Film Review by Kam Williams
Sleuth Franchise Revived via Faithful Version of Mystery TV Series
Veronica Mars was a critically-acclaimed TV series which enjoyed a three-year run from 2004 until 2007. Kristen Bell starred in the title role as a smart aleck teen detective who spent most of her free time solving crimes committed in her mythical hometown of Neptune, California.
Fans of the franchise will delighted to learn that Kristen and eight other principal cast members have returned for the big screen version of their much-beloved program. Written and directed by the show’s creator, Rob Thomas, this faithful reboot was substantially funded by a Kickstarter crowdfunding campaign.
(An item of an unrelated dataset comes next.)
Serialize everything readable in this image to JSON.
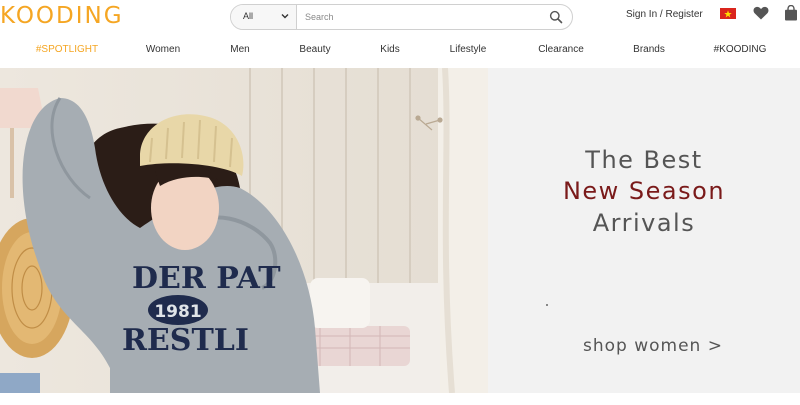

At the point of departure, we find Veronica happy to be living in New York City, where she’s preparing for the bar exam, having recently graduated from Columbia Law School. She’s also now in a long term relationship with Stosh “Piz” Piznarski (Chris Lowell) and expects to be offered a job with a prestigious Manhattan firm.
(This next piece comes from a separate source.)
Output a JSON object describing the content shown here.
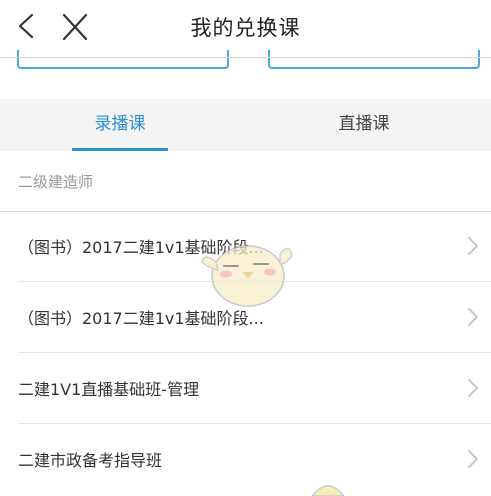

But fate intervenes when pop singer Bonnie De Ville’s (Andrea Estrella), body is found lying in her bathtub and Veronica’s ex-boyfriend Logan (Jason Dohring) is the prime suspect. So, she impulsively returns to Neptune only to help him find a good attorney, since she’s convinced he’s innocent.
However, her super sleuth instincts soon kick-in and it’s not long before, just like old times, she’s uncovering clues with the help of her Private Investigator father (Enrico Colantoni). Her arrival back in town conveniently coincides with her 10th high school reunion where many of her classmates have congregated to catch-up and reminisce.
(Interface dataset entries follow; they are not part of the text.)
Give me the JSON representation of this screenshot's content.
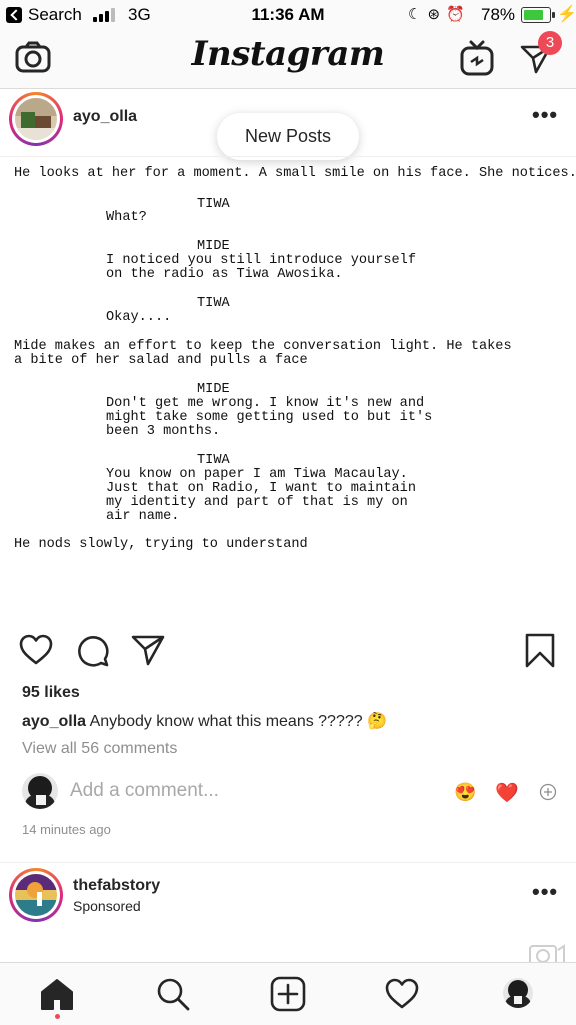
{
  "status_bar": {
    "back_app": "Search",
    "network": "3G",
    "time": "11:36 AM",
    "battery_pct": "78%",
    "battery_level": 0.78
  },
  "header": {
    "logo": "Instagram",
    "dm_badge": "3"
  },
  "post": {
    "username": "ayo_olla",
    "new_posts_pill": "New Posts",
    "screenplay": {
      "action1": "He looks at her for a moment. A small smile on his face. She notices.",
      "char1": "TIWA",
      "dlg1": "What?",
      "char2": "MIDE",
      "dlg2_l1": "I noticed you still introduce yourself",
      "dlg2_l2": "on the radio as Tiwa Awosika.",
      "char3": "TIWA",
      "dlg3": "Okay....",
      "action2_l1": "Mide makes an effort to keep the conversation light. He takes",
      "action2_l2": "a bite of her salad and pulls a face",
      "char4": "MIDE",
      "dlg4_l1": "Don't get me wrong. I know it's new and",
      "dlg4_l2": "might take some getting used to but it's",
      "dlg4_l3": "been 3 months.",
      "char5": "TIWA",
      "dlg5_l1": "You know on paper I am Tiwa Macaulay.",
      "dlg5_l2": "Just that on Radio, I want to maintain",
      "dlg5_l3": "my identity and part of that is my on",
      "dlg5_l4": "air name.",
      "action3": "He nods slowly, trying to understand"
    },
    "likes": "95 likes",
    "caption_user": "ayo_olla",
    "caption_text": "Anybody know what this means ????? 🤔",
    "view_comments": "View all 56 comments",
    "add_comment_placeholder": "Add a comment...",
    "quick_emoji_1": "😍",
    "quick_emoji_2": "❤️",
    "time_ago": "14 minutes ago"
  },
  "sponsored_post": {
    "username": "thefabstory",
    "label": "Sponsored"
  },
  "tab_bar": {
    "items": [
      "home",
      "search",
      "new-post",
      "activity",
      "profile"
    ]
  },
  "colors": {
    "badge": "#ed4956",
    "battery": "#3cc73c",
    "muted_text": "#8e8e8e"
  }
}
The gathering also proves to be the best place to interrogate persons of interest in the unsolved murder. For, Bonnie had attended Neptune High, and several alums seem to have had a reason to want her silenced. That’s as far as it’s fair to spoil this nostalgic whodunit delicately laced with surprising twists each step of the way.
Though back by popular demand, consider this edition of Veronica Mars compelling enough even to hold the attention of folks unfamiliar with the original TV show.
Very Good (3 stars)
Rated PG-13 for sexuality, violence, profanity and drug use
Running time: 108 minutes
Distributor: Warner Brothers
To see a trailer for Veronica Mars, visit: